"I would love to see extra funding for the CSU language program to employ more teachers to talk about identity, cultural and heritage," he said.
"We have a National Indigenous Science Engagement program at Mount Austin High School that I want to see right across the Riverina."
Wagga mayor Greg Conkey said it was a major concern that Australia had not come very far, but Thursday's Apology Day should be a time to reflect and consider a way forward.
"This is 2020, you would think we could achieve better results than what came out of this report," he said.
From a local government point of view, Cr Conkey said he was unsure how to address Aboriginal disadvantage because it was primarily a state and national issue.

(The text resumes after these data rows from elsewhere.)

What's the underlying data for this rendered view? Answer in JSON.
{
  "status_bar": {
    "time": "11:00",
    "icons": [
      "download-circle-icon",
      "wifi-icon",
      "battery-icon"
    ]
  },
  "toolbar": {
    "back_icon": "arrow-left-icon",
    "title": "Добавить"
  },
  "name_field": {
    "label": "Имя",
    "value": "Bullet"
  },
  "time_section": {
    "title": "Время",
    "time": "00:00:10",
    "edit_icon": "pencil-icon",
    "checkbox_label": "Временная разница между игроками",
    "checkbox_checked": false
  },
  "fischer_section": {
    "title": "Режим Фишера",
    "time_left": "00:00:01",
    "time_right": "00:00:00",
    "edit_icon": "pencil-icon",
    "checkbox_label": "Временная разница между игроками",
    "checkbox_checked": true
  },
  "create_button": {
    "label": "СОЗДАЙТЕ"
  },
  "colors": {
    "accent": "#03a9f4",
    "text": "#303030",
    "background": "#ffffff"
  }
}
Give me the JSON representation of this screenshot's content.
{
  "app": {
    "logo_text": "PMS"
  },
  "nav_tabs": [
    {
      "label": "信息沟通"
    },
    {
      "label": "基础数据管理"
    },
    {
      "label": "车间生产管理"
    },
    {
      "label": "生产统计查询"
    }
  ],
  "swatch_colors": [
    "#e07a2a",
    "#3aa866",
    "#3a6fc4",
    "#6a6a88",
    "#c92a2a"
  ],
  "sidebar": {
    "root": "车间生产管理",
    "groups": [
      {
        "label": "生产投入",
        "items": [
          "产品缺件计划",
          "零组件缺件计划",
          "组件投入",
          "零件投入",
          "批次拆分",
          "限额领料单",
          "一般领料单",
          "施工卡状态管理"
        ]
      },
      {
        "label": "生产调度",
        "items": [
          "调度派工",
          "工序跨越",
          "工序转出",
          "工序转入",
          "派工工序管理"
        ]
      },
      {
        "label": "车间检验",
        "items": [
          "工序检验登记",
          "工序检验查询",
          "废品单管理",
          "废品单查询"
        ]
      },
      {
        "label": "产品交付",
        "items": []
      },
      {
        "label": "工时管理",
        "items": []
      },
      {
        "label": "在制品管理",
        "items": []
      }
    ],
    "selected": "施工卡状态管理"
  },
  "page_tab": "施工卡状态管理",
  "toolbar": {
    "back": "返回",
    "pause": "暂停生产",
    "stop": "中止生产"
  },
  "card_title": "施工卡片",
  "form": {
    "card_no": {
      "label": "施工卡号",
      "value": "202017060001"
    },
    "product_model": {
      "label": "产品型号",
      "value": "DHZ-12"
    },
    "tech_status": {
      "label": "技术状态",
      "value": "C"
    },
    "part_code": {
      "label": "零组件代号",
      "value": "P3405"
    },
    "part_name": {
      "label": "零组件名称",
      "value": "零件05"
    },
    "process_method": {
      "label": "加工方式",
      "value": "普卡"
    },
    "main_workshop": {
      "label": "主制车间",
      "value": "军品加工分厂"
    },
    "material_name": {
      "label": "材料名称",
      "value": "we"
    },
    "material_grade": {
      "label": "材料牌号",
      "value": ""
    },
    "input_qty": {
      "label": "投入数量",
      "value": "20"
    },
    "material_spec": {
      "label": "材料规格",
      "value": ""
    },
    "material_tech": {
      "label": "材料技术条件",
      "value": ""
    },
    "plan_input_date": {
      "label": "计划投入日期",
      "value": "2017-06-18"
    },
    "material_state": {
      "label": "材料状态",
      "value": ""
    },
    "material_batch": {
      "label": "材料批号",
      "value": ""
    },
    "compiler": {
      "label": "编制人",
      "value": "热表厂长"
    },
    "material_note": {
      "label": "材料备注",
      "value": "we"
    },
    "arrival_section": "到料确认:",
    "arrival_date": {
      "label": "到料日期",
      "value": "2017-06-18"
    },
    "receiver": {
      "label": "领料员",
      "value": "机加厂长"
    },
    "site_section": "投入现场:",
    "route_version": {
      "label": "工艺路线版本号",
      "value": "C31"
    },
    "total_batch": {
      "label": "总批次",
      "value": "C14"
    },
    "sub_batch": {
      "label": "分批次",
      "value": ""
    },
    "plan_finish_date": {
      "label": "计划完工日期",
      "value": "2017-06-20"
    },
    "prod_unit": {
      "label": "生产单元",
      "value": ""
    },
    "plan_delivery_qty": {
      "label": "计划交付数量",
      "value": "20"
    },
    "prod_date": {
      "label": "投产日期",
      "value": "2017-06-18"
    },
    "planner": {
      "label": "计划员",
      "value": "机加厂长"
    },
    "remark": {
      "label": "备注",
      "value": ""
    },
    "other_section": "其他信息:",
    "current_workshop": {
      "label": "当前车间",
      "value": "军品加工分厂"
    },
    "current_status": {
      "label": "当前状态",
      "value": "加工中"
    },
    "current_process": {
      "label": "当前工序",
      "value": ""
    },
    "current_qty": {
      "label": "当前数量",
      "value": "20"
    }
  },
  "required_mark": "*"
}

However, he said it does impact the Wagga community and the council will continue its efforts to build strong relationships with the First Nations people.
"There is a long way to go and we need to address these situations," he said.
Speaking to Parliament on Wednesday, Prime Minister Scott Morrison said despite the best intentions, investment in new programs and bipartisan goodwill, closing the gap had never been a partnership with Indigenous people.
"We perpetuated an ingrained way of thinking passed down over two centuries and more, and it was the belief that we knew better than our Indigenous peoples," he said.